- Meeting abstract
- Open Access
An overview of the advanced data collection techniques in the environmental exposure unit (EEU)
© Adams et al; licensee BioMed Central Ltd. 2014
Published: 18 December 2014
Capturing symptom data for large studies (≥60 participants) in ≤30 minutes is hard to achieve using manual data entry without substantial costs and resources. This challenge is highlighted if the data are needed to make real-time clinical decisions. The 140 participant capacity of the Environmental Exposure Unit (EEU) requires an advanced method to process symptom data.
Advanced scanning technologies are used with a customized two-step quality assurance data collection process. Optical Mark Recognition (OMR) and Optical Character Recognition (OCR) capture data from paper symptom diary cards into the EEU’s clinical data management system (CDMS). A template is configured to read the static diary card format and assign zones where the specific diary card data are located. The user configures field requirements within the zones to validate data captured. Cards that do not meet a predefined confidence level for any particular zone will be flagged for a quality check. The quality checking process involves one user visually confirming all data captured and a second user inputting all values from the card to ensure accuracy. Invalid data are rejected from the batch and returned to the participant for correction. Corrected cards are scanned again and all valid data are transferred into the CDMS.

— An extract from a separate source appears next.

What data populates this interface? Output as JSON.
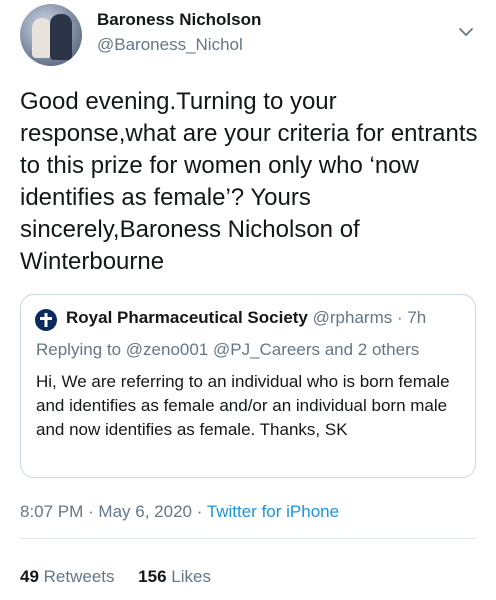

Capturing data using the advanced scanning system allows a team of 3 to process 120 symptom diary cards containing 9 symptoms and 3 peak nasal inspiratory flow (PNIF) scores, with 99.9% accuracy in <15 minutes. In comparison, manual data entry would require a team of 8 to achieve similar results.
For large studies with short assessment periods, the scanning system utilized in the EEU is significantly more efficient in all aspects of data acquisition than manual entry. This ability to accommodate large studies in an accurate, efficient manner leads to an ideal setting for the conduct of time-sensitive clinical trials.
This article is published under license to BioMed Central Ltd. This is an Open Access article distributed under the terms of the Creative Commons Attribution License (http://creativecommons.org/licenses/by/4.0), which permits unrestricted use, distribution, and reproduction in any medium, provided the original work is properly cited. The Creative Commons Public Domain Dedication waiver (http://creativecommons.org/publicdomain/zero/1.0/) applies to the data made available in this article, unless otherwise stated.